This review was originally posted on News Cult in November 2017.

Starring: Kenneth Branagh, Penélope Cruz, Willem Dafoe, Judi Dench, Johnny Depp, Josh Gad, Derek Jacobi, Leslie Odom Jr., Michelle Pfeiffer, Daisy Ridley, Marwan Kenzari, Olivia Colman, Lucy Boynton, Manuel Garcia-Rulfo

Director: Kenneth Branagh

Running Time: 114 Minutes

Rating: PG-13 for Stab Wounds and Attempted Gun Wounds

Release Date: November 10, 2017

Kenneth Branagh’s take on Hercule Poirot, one of the most famous and prolifically portrayed detectives in English literary history, is the sort of man who cannot enjoy his breakfast unless his two eggs are perfectly symmetrically arranged. As he puts, “I can only see the world as it should be.” His skill at identifying culprits so precisely derives from his distaste for his surroundings being askew in any capacity. And when a crime has been committed, things are certainly askew. For a Poirot newbie like myself, this thesis statement is clear and compelling enough. It points to a tradition that has led to a recently predominant style in which brilliant detectives do not fit on a normative intellectual scale.

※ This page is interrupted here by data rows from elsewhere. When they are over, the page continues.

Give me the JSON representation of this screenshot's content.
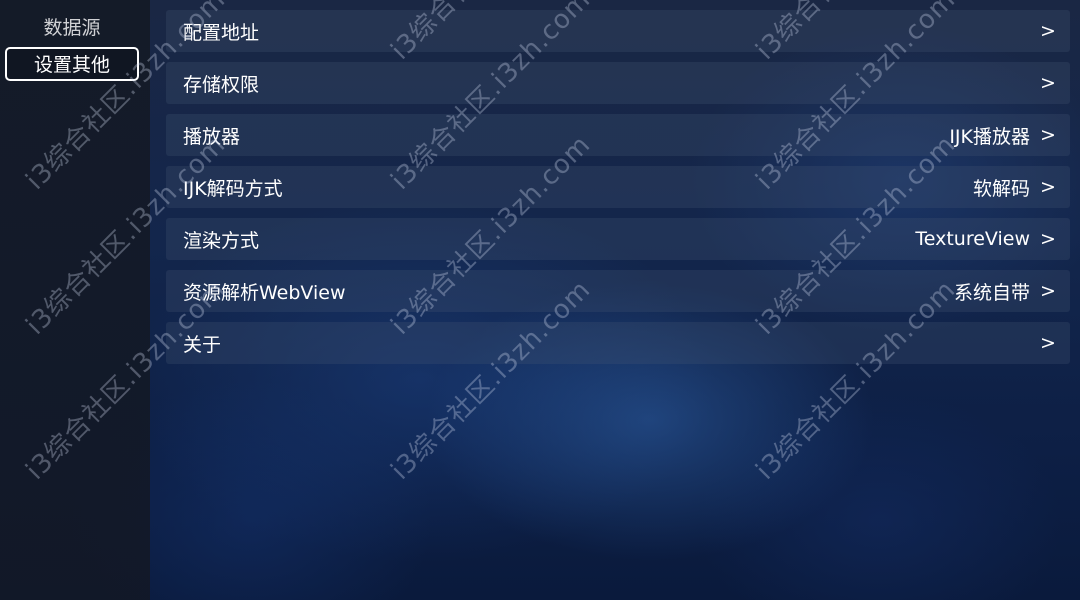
{
  "sidebar": {
    "items": [
      {
        "label": "数据源"
      },
      {
        "label": "设置其他"
      }
    ]
  },
  "settings": {
    "rows": [
      {
        "label": "配置地址",
        "value": "",
        "chevron": ">"
      },
      {
        "label": "存储权限",
        "value": "",
        "chevron": ">"
      },
      {
        "label": "播放器",
        "value": "IJK播放器",
        "chevron": ">"
      },
      {
        "label": "IJK解码方式",
        "value": "软解码",
        "chevron": ">"
      },
      {
        "label": "渲染方式",
        "value": "TextureView",
        "chevron": ">"
      },
      {
        "label": "资源解析WebView",
        "value": "系统自带",
        "chevron": ">"
      },
      {
        "label": "关于",
        "value": "",
        "chevron": ">"
      }
    ]
  },
  "watermark": {
    "text": "i3综合社区.i3zh.com"
  }
}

As for how this version of this most classic of Poirot cases plays out, Branagh is eager to put his many new spins on locked room mystery tropes. But first, certain typical patterns are unavoidable. Each passenger must be introduced with just enough color to make everyone a legitimate suspect, and the camerawork must be painstakingly particular to note every cabin, door, and hidden compartment. But once the setup is through, there is fun to be had (or at least attempted) in mixing up expectations. Oftentimes, characters in these stories try to get away with little lies or hide pieces of their identities that ultimately prove to be quite telling. In this case, the experiment – and alas, mistake – is that everyone gives themselves away with such dishonesty.

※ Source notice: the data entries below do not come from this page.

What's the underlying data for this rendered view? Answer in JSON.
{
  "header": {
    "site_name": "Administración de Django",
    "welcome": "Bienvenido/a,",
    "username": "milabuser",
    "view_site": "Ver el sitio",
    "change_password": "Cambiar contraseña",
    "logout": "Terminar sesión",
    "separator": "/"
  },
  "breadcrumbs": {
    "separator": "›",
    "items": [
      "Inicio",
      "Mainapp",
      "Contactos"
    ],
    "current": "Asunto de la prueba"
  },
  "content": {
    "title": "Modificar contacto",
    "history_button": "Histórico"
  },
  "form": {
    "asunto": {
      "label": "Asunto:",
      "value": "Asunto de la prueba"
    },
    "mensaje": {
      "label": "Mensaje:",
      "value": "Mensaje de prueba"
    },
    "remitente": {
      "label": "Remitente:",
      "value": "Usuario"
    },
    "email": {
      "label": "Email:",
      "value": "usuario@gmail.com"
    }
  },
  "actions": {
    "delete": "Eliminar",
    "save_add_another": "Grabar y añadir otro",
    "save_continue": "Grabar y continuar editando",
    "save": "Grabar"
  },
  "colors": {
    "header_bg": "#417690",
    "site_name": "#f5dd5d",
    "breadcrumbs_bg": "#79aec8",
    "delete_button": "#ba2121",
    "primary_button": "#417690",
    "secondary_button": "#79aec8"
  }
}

A good mystery should be a few steps ahead of most of its viewers. Branagh does indeed pull that off, but he is also a few steps ahead of his own movie, which is not similarly advisable. The result is an end product in which the love for the genre is clear, but the volume at which it is being poked and prodded is too much weight to bear. Most of the performances are overly stiff, stuck in roles within roles in which the unnatural seams start to show. Only Michelle Pfeiffer manages to truly cut loose. Branagh’s formal openness is a good start, but ultimately a star-studded affair like this one requires much more lasting personalities to really hit.

Murder on the Orient Express is Recommended If You Like: Agatha Christie completism, Marvelous mustaches, the Michelle Pfeiffer Renaissance

Grade: 2.75 out of 5 Symmetrical Arrangements